Exercise prompt
Reply with nothing but the number of lines in the data below where the word "name" occurs.

Items from a dataset:
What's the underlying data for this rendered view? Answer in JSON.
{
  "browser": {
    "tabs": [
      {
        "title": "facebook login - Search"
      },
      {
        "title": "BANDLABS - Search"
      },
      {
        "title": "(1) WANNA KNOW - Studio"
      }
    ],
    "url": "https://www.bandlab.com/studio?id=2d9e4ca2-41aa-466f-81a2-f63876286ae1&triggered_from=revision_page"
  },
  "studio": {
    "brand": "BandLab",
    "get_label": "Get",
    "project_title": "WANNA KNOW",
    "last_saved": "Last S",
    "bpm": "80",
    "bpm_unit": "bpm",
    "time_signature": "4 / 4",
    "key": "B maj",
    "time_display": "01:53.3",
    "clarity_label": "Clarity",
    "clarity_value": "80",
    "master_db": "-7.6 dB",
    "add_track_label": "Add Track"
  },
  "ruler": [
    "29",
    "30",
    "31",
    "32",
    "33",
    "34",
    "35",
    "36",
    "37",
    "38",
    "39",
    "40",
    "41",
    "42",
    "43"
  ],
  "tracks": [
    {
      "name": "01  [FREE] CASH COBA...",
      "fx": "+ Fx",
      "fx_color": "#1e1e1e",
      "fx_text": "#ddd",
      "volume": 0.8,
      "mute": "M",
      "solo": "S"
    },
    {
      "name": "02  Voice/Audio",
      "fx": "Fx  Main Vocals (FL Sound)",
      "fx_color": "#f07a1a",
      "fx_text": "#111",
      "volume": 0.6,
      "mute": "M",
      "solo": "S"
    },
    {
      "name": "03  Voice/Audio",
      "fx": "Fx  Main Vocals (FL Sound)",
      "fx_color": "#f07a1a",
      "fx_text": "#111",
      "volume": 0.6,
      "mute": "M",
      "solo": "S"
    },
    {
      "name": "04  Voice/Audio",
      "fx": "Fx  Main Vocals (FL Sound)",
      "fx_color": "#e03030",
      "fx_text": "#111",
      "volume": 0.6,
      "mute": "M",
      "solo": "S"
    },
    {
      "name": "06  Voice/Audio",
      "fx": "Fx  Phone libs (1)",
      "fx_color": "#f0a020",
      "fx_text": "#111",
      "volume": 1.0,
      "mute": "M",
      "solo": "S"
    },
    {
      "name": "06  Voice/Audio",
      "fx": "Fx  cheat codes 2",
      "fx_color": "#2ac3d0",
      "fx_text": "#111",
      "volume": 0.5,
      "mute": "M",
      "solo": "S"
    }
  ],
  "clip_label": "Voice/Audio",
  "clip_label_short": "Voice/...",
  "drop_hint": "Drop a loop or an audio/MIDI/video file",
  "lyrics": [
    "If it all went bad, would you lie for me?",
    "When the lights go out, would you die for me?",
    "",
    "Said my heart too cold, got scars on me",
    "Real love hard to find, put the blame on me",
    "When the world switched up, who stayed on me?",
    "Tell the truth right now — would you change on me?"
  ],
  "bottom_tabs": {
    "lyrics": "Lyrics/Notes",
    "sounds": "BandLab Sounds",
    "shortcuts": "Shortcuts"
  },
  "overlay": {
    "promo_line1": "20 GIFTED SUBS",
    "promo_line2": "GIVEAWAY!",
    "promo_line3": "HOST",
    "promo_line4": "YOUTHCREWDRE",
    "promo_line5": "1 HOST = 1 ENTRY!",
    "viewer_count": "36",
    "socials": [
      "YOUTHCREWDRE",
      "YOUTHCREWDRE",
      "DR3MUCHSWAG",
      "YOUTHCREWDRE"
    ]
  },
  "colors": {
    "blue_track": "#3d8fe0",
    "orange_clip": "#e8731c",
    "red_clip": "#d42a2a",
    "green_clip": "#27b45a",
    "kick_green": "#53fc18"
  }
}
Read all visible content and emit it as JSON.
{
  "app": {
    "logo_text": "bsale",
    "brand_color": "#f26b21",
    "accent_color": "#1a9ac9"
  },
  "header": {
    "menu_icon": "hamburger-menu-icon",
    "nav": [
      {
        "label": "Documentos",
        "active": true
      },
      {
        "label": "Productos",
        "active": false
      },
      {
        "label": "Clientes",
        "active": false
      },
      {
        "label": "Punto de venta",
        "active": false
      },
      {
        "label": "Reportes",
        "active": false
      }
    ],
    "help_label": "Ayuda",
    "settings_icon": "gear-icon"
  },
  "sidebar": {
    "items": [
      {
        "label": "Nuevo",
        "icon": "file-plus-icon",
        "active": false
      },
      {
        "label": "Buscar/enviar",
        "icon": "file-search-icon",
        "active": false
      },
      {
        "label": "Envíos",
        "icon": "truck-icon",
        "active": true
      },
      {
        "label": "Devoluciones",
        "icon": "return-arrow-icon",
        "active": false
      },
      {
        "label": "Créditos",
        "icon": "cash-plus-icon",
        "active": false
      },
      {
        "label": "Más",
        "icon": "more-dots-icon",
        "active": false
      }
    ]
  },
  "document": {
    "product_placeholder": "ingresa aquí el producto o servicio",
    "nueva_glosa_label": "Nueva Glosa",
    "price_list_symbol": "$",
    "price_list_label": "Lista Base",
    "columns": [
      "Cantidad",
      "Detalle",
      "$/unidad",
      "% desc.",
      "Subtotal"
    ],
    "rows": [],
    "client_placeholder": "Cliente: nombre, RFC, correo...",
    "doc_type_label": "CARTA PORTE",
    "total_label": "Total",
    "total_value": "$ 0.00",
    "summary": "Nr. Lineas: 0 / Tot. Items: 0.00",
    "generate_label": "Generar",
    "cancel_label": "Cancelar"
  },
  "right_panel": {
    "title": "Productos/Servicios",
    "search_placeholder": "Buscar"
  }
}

Output for this exercise
6